- the opportunity cost of building another feature that might bring more value,
- the costs of a third-party product or out-sourcing it to an external provider, along with its future licensing and operating costs and revenue
There’s much more to this comparison. If you’re interested to learn more, I would really recommend a great video “Mapping Your Stack” by Adrian Cockroft, VP of Cloud Architecture Strategy at AWS.
Lowering Startup Costs

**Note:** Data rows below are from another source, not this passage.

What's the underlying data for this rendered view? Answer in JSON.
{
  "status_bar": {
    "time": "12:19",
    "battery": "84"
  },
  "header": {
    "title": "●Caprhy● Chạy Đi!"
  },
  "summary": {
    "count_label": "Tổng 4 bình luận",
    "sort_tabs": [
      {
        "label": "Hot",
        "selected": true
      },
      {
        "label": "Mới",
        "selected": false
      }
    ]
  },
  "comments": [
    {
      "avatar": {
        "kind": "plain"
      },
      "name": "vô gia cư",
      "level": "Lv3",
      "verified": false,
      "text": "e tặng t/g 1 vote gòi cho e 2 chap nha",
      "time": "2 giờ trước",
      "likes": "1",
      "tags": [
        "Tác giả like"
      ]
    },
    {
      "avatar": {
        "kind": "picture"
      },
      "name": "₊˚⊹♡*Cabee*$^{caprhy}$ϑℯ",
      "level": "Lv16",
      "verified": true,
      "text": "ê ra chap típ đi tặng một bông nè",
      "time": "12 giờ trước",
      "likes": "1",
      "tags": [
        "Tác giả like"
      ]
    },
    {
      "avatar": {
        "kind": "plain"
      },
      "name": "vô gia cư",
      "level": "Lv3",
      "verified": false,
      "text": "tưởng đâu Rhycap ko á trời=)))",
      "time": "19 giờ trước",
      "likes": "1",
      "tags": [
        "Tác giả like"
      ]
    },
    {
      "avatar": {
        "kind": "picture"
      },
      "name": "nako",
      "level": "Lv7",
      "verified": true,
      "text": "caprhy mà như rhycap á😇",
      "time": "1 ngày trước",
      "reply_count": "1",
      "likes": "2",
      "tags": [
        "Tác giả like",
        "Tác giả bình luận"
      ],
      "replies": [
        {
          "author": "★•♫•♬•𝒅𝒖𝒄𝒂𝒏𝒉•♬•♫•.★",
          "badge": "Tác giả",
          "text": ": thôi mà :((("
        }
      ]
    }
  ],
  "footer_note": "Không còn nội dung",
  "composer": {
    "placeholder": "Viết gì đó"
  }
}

If your company is in a startup phase, making a strategic decision to utilize serverless enables your company services to operate on almost zero operating costs until you acquire a certain number of customers. That is because many of the major serverless platforms provide a significant “Free Tier” for their services, where you’re able to use their serverless services free of charge up to a certain number. In recent encounters with startups embracing serverless, the ability to start with zero operating costs is of immense value. Not only is going serverless removing the needed work on software operations, scaling, and planning capacity, it is actually enabling them to focus more on the new business value they want to provide.
All of serverless’s implications can be summarized by stating that serverless is bringing business value back into the focus of software. Serverless is indeed much more than a simple “abstraction level over a company’s IT infrastructure with an increased speed of delivery.” It’s the focus on business value, the serverless pay-per-use business model, FinDev practices, “Build vs Outsource,” “Build vs Optimize,” lower business risk, and a lower break-even point, along with the variable business model, that might change the tide of business software.
I shall finish this short series with a “less is more” wordplay that I heard from Rebecca Marshburn, the Senior Product Marketing Manager for Serverless at AWS.
“Serverless is more.”
If you are interested in learning or reading more on this topic, either by going in depth on each of these implications of serverless microeconomics or writing about the ones not mentioned here, please contact Mark Schwartz or Aleksandar Simovic.
Aleksandar Simovic is a senior software engineer at ScienceExchange and one of the authors of “Serverless Applications with Node.js.” If you’d like to learn more about capitalflow.ai, contact him at firstname.lastname@example.org.